Sessions's DOJ had filed a request in the U.S. District Court of the District of Maryland on Monday, asking for 90 more days to review the pact with the Baltimore Police Department.

U.S. District Judge James K. Bredar denied the DOJ request on Thursday.

Sessions said Friday the pact — which was announced just days before President Trump entered office in January — contains “clear departures from many proven principles of good policing.”

“Make no mistake, Baltimore is facing a violent crime crisis,” he said. "Baltimore has seen a 22 percent increase in violent crime in just the last year.

"The citizens of Baltimore deserve to see a real and lasting reduction in the fast-rising violent crime threatening their city," the former GOP senator from Alabama added.

The DOJ’s existing consent decree with Baltimore’s law enforcement calls for changes including training for officers on how to resolve conflicts without using force.

Vanita Gupta, the former head of the DOJ’s Civil Rights Division, accused the Baltimore Police Department of unconstitutional and discriminatory practices in August after a yearlong probe.

The investigation was launched after Freddie Gray, a 25-year-old black man, died after suffering injuries while in police custody in April 2015.

Gray’s death triggered riots in Baltimore and sparked national debate over the relationship between minority communities and law enforcement.

Sessions on Monday instructed DOJ officials to review the agency’s consent decrees with all police forces nationwide, including Baltimore’s.
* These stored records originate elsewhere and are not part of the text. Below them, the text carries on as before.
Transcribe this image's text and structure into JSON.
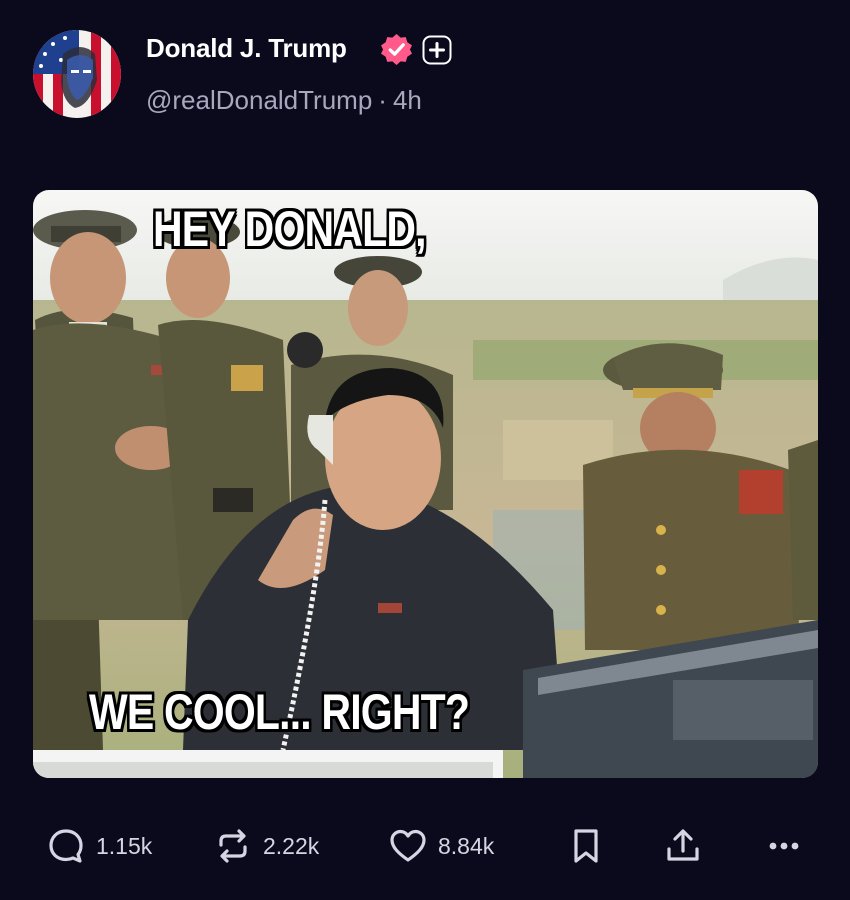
{
  "post": {
    "author": {
      "display_name": "Donald J. Trump",
      "handle": "@realDonaldTrump",
      "time_ago": "4h",
      "separator": "·",
      "verified_icon": "verified-badge-icon",
      "follow_icon": "plus-icon",
      "verified_color": "#ff5a8a"
    },
    "media": {
      "caption_top": "HEY DONALD,",
      "caption_bottom": "WE COOL... RIGHT?"
    },
    "actions": {
      "replies": "1.15k",
      "reposts": "2.22k",
      "likes": "8.84k"
    }
  },
  "colors": {
    "background": "#0b0a1c",
    "secondary_text": "#a9a6bd",
    "icon": "#d7d5e3"
  }
}
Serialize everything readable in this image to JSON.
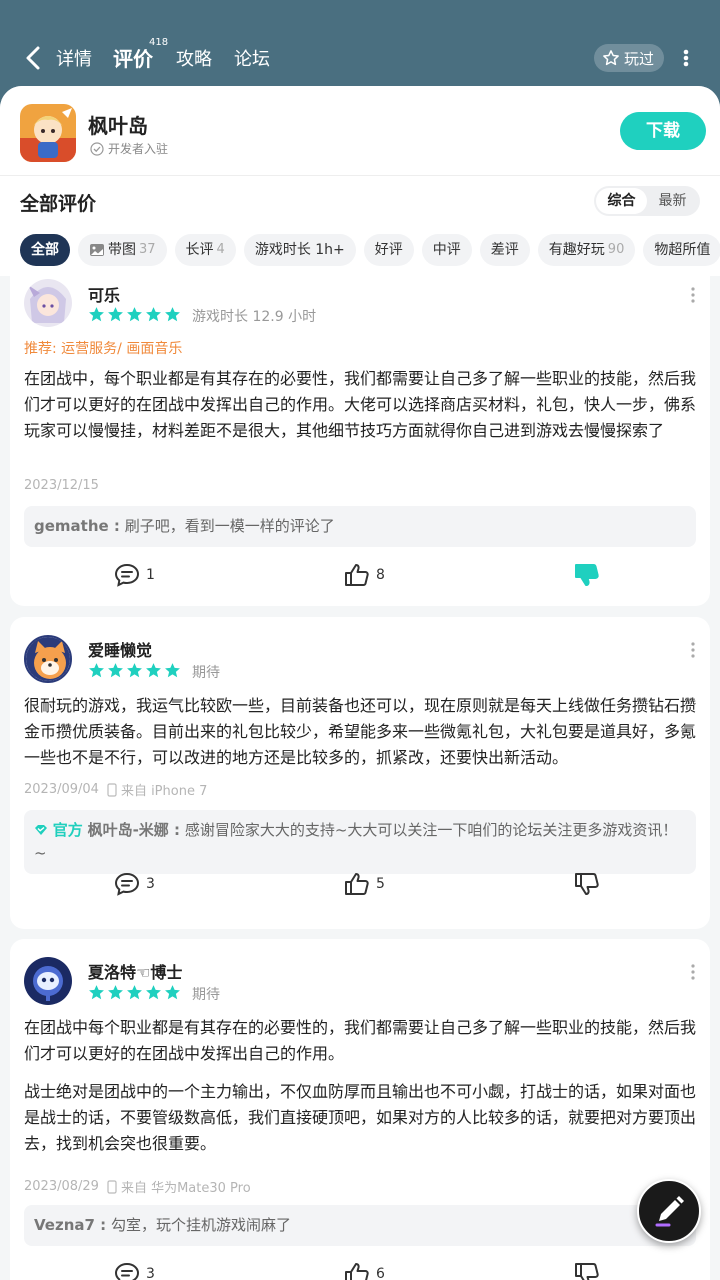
{
  "header": {
    "tabs": [
      {
        "label": "详情"
      },
      {
        "label": "评价",
        "badge": "418"
      },
      {
        "label": "攻略"
      },
      {
        "label": "论坛"
      }
    ],
    "played_label": "玩过"
  },
  "game": {
    "name": "枫叶岛",
    "dev_tag": "开发者入驻",
    "download_label": "下载"
  },
  "reviews_section": {
    "title": "全部评价",
    "sort": [
      "综合",
      "最新"
    ],
    "filters": [
      {
        "label": "全部",
        "count": ""
      },
      {
        "label": "带图",
        "count": "37"
      },
      {
        "label": "长评",
        "count": "4"
      },
      {
        "label": "游戏时长 1h+",
        "count": ""
      },
      {
        "label": "好评",
        "count": ""
      },
      {
        "label": "中评",
        "count": ""
      },
      {
        "label": "差评",
        "count": ""
      },
      {
        "label": "有趣好玩",
        "count": "90"
      },
      {
        "label": "物超所值",
        "count": ""
      }
    ]
  },
  "reviews": [
    {
      "name": "可乐",
      "rating": 5,
      "meta": "游戏时长 12.9 小时",
      "recommend": "推荐: 运营服务/ 画面音乐",
      "text": "在团战中，每个职业都是有其存在的必要性，我们都需要让自己多了解一些职业的技能，然后我们才可以更好的在团战中发挥出自己的作用。大佬可以选择商店买材料，礼包，快人一步，佛系玩家可以慢慢挂，材料差距不是很大，其他细节技巧方面就得你自己进到游戏去慢慢探索了",
      "date": "2023/12/15",
      "reply_user": "gemathe :",
      "reply_text": "刷子吧，看到一模一样的评论了",
      "comments": "1",
      "likes": "8"
    },
    {
      "name": "爱睡懒觉",
      "rating": 5,
      "meta": "期待",
      "text": "很耐玩的游戏，我运气比较欧一些，目前装备也还可以，现在原则就是每天上线做任务攒钻石攒金币攒优质装备。目前出来的礼包比较少，希望能多来一些微氪礼包，大礼包要是道具好，多氪一些也不是不行，可以改进的地方还是比较多的，抓紧改，还要快出新活动。",
      "date": "2023/09/04",
      "device": "来自 iPhone 7",
      "reply_official": "官方",
      "reply_user": "枫叶岛-米娜 :",
      "reply_text": "感谢冒险家大大的支持~大大可以关注一下咱们的论坛关注更多游戏资讯！~",
      "comments": "3",
      "likes": "5"
    },
    {
      "name": "夏洛特☜博士",
      "rating": 5,
      "meta": "期待",
      "text": "在团战中每个职业都是有其存在的必要性的，我们都需要让自己多了解一些职业的技能，然后我们才可以更好的在团战中发挥出自己的作用。",
      "text2": "战士绝对是团战中的一个主力输出，不仅血防厚而且输出也不可小觑，打战士的话，如果对面也是战士的话，不要管级数高低，我们直接硬顶吧，如果对方的人比较多的话，就要把对方要顶出去，找到机会突也很重要。",
      "date": "2023/08/29",
      "device": "来自 华为Mate30 Pro",
      "reply_user": "Vezna7 :",
      "reply_text": "勾室，玩个挂机游戏闹麻了",
      "comments": "3",
      "likes": "6"
    }
  ],
  "colors": {
    "accent": "#1fd0bf",
    "header_bg": "#4a6f80",
    "chip_active": "#1f3556",
    "recommend": "#f08a3c"
  }
}
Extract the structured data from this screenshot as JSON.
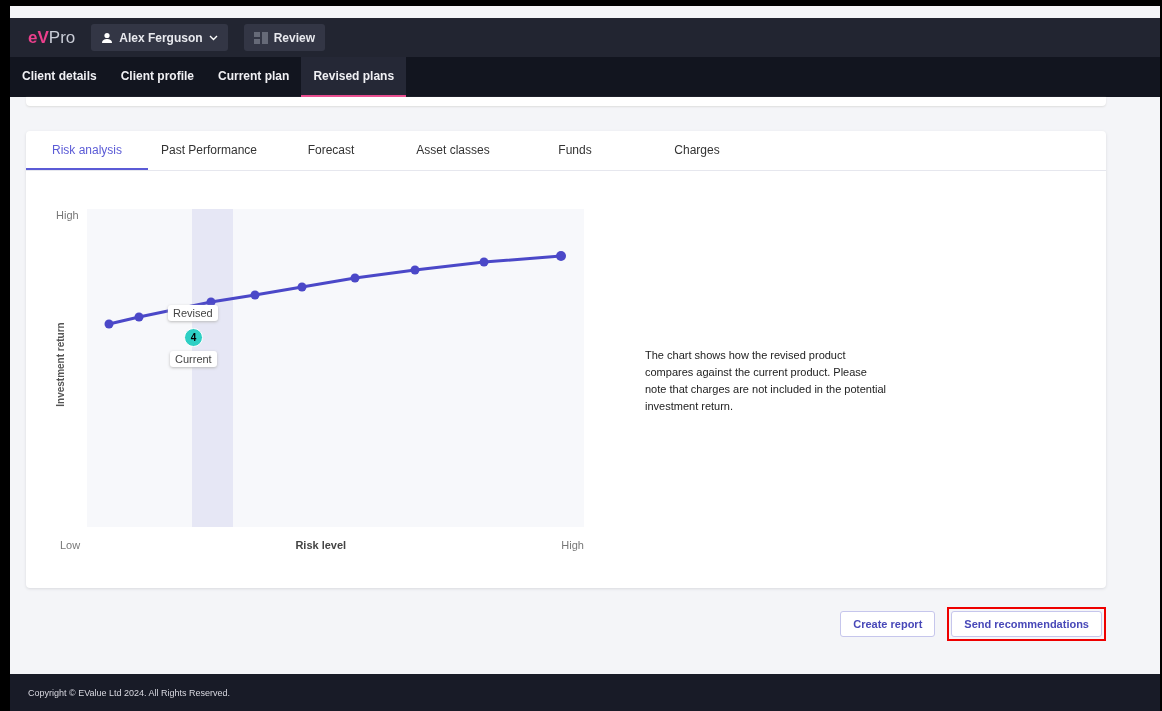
{
  "header": {
    "logo": {
      "accent": "eV",
      "rest": "Pro"
    },
    "user": "Alex Ferguson",
    "review": "Review"
  },
  "nav_tabs": [
    {
      "label": "Client details",
      "selected": false
    },
    {
      "label": "Client profile",
      "selected": false
    },
    {
      "label": "Current plan",
      "selected": false
    },
    {
      "label": "Revised plans",
      "selected": true
    }
  ],
  "analysis_tabs": [
    {
      "label": "Risk analysis",
      "selected": true
    },
    {
      "label": "Past Performance",
      "selected": false
    },
    {
      "label": "Forecast",
      "selected": false
    },
    {
      "label": "Asset classes",
      "selected": false
    },
    {
      "label": "Funds",
      "selected": false
    },
    {
      "label": "Charges",
      "selected": false
    }
  ],
  "chart": {
    "y_top": "High",
    "ylabel": "Investment return",
    "x_left": "Low",
    "xlabel": "Risk level",
    "x_right": "High",
    "revised_label": "Revised",
    "current_label": "Current",
    "marker": "4"
  },
  "description": "The chart shows how the revised product compares against the current product. Please note that charges are not included in the potential investment return.",
  "buttons": [
    {
      "label": "Create report",
      "highlighted": false
    },
    {
      "label": "Send recommendations",
      "highlighted": true
    }
  ],
  "footer": "Copyright © EValue Ltd 2024. All Rights Reserved."
}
The attorney general said the review is necessary to ensure none of the pacts undermine the Trump administration’s goals of promoting police officer safety and morale while fighting violent crime.